The New York Times article points to why “PARC’s inventiveness has always been a source of contention. Xerox was accused of “fumbling the future,” by not effectively commercializing the technology it invented to become a major player in the computer industry. Mr. Jobs took away the technology that still defines Apple’s products, and Charles Simonyi, a young PARC software designer who left to work for Microsoft, took the ideas that would become the heart of both Office and Windows.”

Currently, Xerox PARC is endeavoring to reinvent itself as a nonprofit research organization under the banner of the Future Concepts division. With about 100 researchers, the organization aims to regain its reputation for innovation, positioning itself in competition with venture-backed startups and universities.

Presenting a Vision of Culture and the Future

This insight strikes a chord: “It’s crucial to foster a culture that bridges the gap between invention and innovation, which involves transforming inventions into market-ready products with viable business models.” This underscores the challenges faced by some of the previously mentioned companies. They faltered because they lacked foresight in ensuring that their business models were not only viable, but also culturally relevant.
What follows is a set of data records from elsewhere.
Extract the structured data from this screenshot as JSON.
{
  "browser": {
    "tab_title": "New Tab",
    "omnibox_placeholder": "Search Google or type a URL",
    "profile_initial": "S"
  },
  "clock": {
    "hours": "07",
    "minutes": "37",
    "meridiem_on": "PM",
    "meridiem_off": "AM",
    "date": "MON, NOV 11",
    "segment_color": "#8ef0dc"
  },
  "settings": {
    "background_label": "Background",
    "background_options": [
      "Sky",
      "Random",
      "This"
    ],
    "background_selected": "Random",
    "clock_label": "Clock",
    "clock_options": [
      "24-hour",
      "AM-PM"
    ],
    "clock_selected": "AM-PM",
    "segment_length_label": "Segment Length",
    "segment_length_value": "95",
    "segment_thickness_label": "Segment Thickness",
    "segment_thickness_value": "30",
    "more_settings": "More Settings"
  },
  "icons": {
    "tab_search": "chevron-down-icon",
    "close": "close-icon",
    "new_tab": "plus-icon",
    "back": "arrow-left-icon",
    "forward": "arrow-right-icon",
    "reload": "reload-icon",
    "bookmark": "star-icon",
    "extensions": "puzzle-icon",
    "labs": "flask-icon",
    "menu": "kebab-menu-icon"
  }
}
This raises a pivotal question: Why did Xerox PARC, despite its sizable team of over 400 computer scientists and researchers who developed groundbreaking technologies—such as the first modern personal computer with a graphical user interface—fail to recognize the seismic potential of its innovations? This question underscores a frequent misstep in understanding the transformative impact of such technologies on innovation and the company culture driving it or, in this case, holding it back.
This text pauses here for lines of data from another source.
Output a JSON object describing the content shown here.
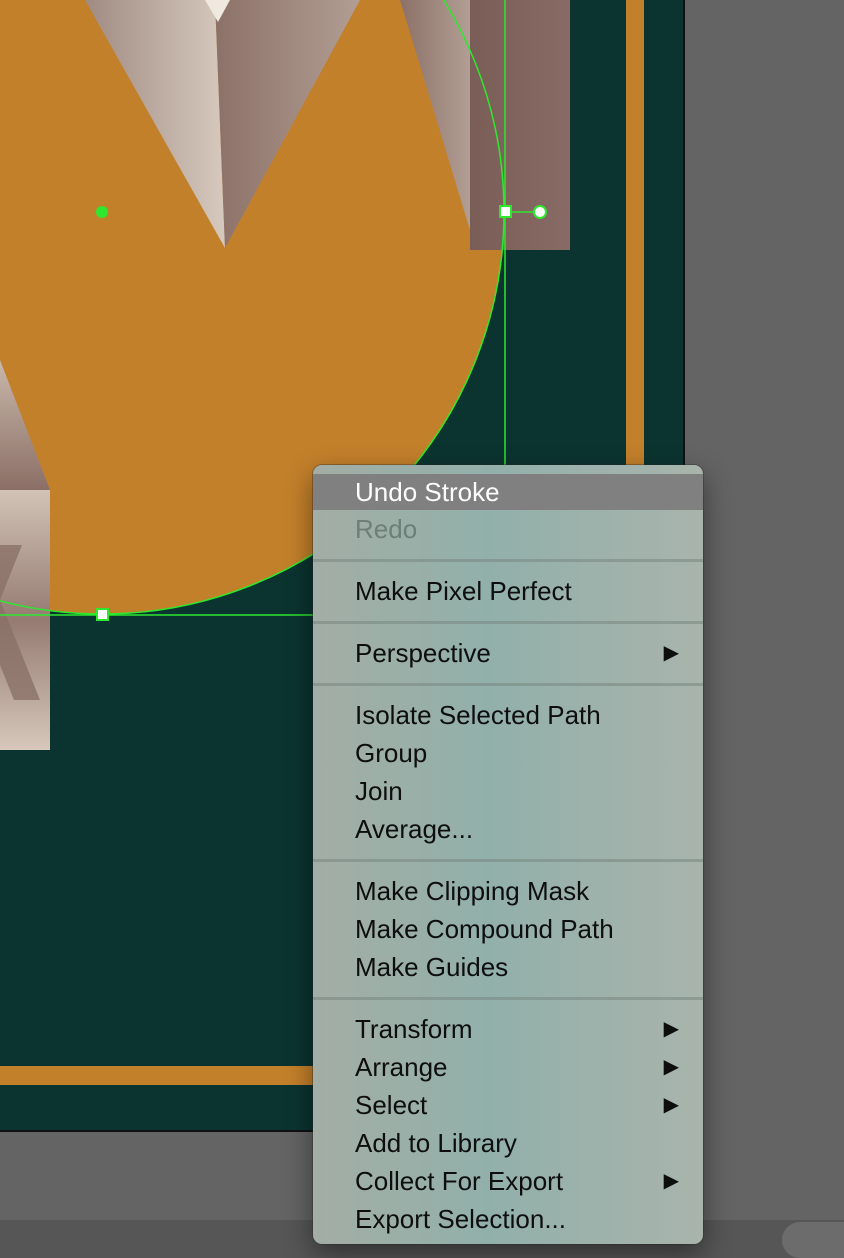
{
  "colors": {
    "workspace": "#646464",
    "artboard": "#0b3430",
    "accent_orange": "#c3802b",
    "selection_green": "#2ee82e",
    "menu_highlight": "#808080"
  },
  "context_menu": {
    "groups": [
      [
        {
          "label": "Undo Stroke",
          "state": "highlighted"
        },
        {
          "label": "Redo",
          "state": "disabled"
        }
      ],
      [
        {
          "label": "Make Pixel Perfect"
        }
      ],
      [
        {
          "label": "Perspective",
          "submenu": true
        }
      ],
      [
        {
          "label": "Isolate Selected Path"
        },
        {
          "label": "Group"
        },
        {
          "label": "Join"
        },
        {
          "label": "Average..."
        }
      ],
      [
        {
          "label": "Make Clipping Mask"
        },
        {
          "label": "Make Compound Path"
        },
        {
          "label": "Make Guides"
        }
      ],
      [
        {
          "label": "Transform",
          "submenu": true
        },
        {
          "label": "Arrange",
          "submenu": true
        },
        {
          "label": "Select",
          "submenu": true
        },
        {
          "label": "Add to Library"
        },
        {
          "label": "Collect For Export",
          "submenu": true
        },
        {
          "label": "Export Selection..."
        }
      ]
    ],
    "submenu_glyph": "▶"
  },
  "icons": {
    "submenu": "triangle-right-icon",
    "anchor": "square-anchor-point",
    "center": "center-point-dot"
  }
}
“It’s crucial to foster a culture that bridges the gap between invention and innovation, which involves transforming inventions into market-ready products with viable business models.”

Steve Jobs recognized the potential impact of these technologies on the future. While Xerox PARC certainly housed brilliant minds, it seemingly lacked a champion for innovation. Innovation is not merely about hardware or software; it embodies a mindset committed to inspiring change and possessing the foresight to anticipate future trends. It appears—and I could be mistaken—that both Xerox PARC and SRI were in possession of revolutionary technologies, but lacked the strategic vision to go from research and development to the commercialization of their innovations.

In the case of Blockbuster, BlackBerry and Sears, they ignored consumer trends and market shifts, mistakenly believing their business models were viable for the long term. This article offers a deeper explanation: “Companies fail to innovate because their business models, organizational structures, and leadership teams find it ‘difficult’ to adjust to new ways of thinking and doing. The fear is driven by uncertainty. Will the new ideas really work? If they don’t, will I get egg on my face? And why am I risking anything when things are just fine the way they are?”

However, history has demonstrated that doggedly maintaining “business as usual’” will inevitably lead to obsolescence, regardless of whether it was superseded, deemed unfashionable, or forgotten.

Questions? Please email me here. As always, thank you for reading.